WHAT THE TASK ASKS: Each entry needs to be restated exactly as written.

Dataset rows for apps and sites
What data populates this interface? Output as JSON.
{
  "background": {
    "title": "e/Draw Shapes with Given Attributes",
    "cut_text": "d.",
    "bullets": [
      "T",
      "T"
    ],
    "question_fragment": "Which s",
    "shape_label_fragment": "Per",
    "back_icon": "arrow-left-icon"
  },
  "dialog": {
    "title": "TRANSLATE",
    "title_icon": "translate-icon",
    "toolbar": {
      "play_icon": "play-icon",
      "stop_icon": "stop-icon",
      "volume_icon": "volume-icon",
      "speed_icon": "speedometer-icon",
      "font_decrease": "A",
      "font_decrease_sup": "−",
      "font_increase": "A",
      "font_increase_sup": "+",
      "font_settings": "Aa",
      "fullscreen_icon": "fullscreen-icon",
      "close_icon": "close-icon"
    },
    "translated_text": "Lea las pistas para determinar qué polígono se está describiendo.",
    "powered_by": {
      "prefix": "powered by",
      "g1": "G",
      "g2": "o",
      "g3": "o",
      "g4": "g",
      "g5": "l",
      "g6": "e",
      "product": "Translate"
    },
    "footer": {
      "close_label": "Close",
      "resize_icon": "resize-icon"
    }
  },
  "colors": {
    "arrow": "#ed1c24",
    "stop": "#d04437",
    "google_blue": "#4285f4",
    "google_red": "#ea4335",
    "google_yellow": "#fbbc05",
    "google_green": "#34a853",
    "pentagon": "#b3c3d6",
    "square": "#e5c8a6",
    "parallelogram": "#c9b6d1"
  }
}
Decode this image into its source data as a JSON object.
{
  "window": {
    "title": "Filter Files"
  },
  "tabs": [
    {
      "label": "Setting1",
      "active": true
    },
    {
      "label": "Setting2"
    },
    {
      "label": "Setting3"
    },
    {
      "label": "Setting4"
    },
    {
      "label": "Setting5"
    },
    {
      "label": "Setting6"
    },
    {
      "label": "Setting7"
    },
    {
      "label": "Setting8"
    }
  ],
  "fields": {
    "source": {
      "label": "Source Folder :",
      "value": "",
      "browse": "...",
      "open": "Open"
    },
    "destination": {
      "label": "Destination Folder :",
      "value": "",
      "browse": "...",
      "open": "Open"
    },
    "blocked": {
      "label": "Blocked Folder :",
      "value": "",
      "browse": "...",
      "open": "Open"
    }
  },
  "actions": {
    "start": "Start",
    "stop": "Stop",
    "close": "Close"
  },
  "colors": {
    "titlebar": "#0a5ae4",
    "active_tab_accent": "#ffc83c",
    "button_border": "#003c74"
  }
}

SOLVED EXERCISE:
What data populates this interface? Output as JSON.
{
  "background": {
    "title": "e/Draw Shapes with Given Attributes",
    "cut_text": "d.",
    "bullets": [
      "T",
      "T"
    ],
    "question_fragment": "Which s",
    "shape_label_fragment": "Per",
    "back_icon": "arrow-left-icon"
  },
  "dialog": {
    "title": "TRANSLATE",
    "title_icon": "translate-icon",
    "toolbar": {
      "play_icon": "play-icon",
      "stop_icon": "stop-icon",
      "volume_icon": "volume-icon",
      "speed_icon": "speedometer-icon",
      "font_decrease": "A",
      "font_decrease_sup": "−",
      "font_increase": "A",
      "font_increase_sup": "+",
      "font_settings": "Aa",
      "fullscreen_icon": "fullscreen-icon",
      "close_icon": "close-icon"
    },
    "translated_text": "Lea las pistas para determinar qué polígono se está describiendo.",
    "powered_by": {
      "prefix": "powered by",
      "g1": "G",
      "g2": "o",
      "g3": "o",
      "g4": "g",
      "g5": "l",
      "g6": "e",
      "product": "Translate"
    },
    "footer": {
      "close_label": "Close",
      "resize_icon": "resize-icon"
    }
  },
  "colors": {
    "arrow": "#ed1c24",
    "stop": "#d04437",
    "google_blue": "#4285f4",
    "google_red": "#ea4335",
    "google_yellow": "#fbbc05",
    "google_green": "#34a853",
    "pentagon": "#b3c3d6",
    "square": "#e5c8a6",
    "parallelogram": "#c9b6d1"
  }
}
Decode this image into its source data as a JSON object.
{
  "window": {
    "title": "Filter Files"
  },
  "tabs": [
    {
      "label": "Setting1",
      "active": true
    },
    {
      "label": "Setting2"
    },
    {
      "label": "Setting3"
    },
    {
      "label": "Setting4"
    },
    {
      "label": "Setting5"
    },
    {
      "label": "Setting6"
    },
    {
      "label": "Setting7"
    },
    {
      "label": "Setting8"
    }
  ],
  "fields": {
    "source": {
      "label": "Source Folder :",
      "value": "",
      "browse": "...",
      "open": "Open"
    },
    "destination": {
      "label": "Destination Folder :",
      "value": "",
      "browse": "...",
      "open": "Open"
    },
    "blocked": {
      "label": "Blocked Folder :",
      "value": "",
      "browse": "...",
      "open": "Open"
    }
  },
  "actions": {
    "start": "Start",
    "stop": "Stop",
    "close": "Close"
  },
  "colors": {
    "titlebar": "#0a5ae4",
    "active_tab_accent": "#ffc83c",
    "button_border": "#003c74"
  }
}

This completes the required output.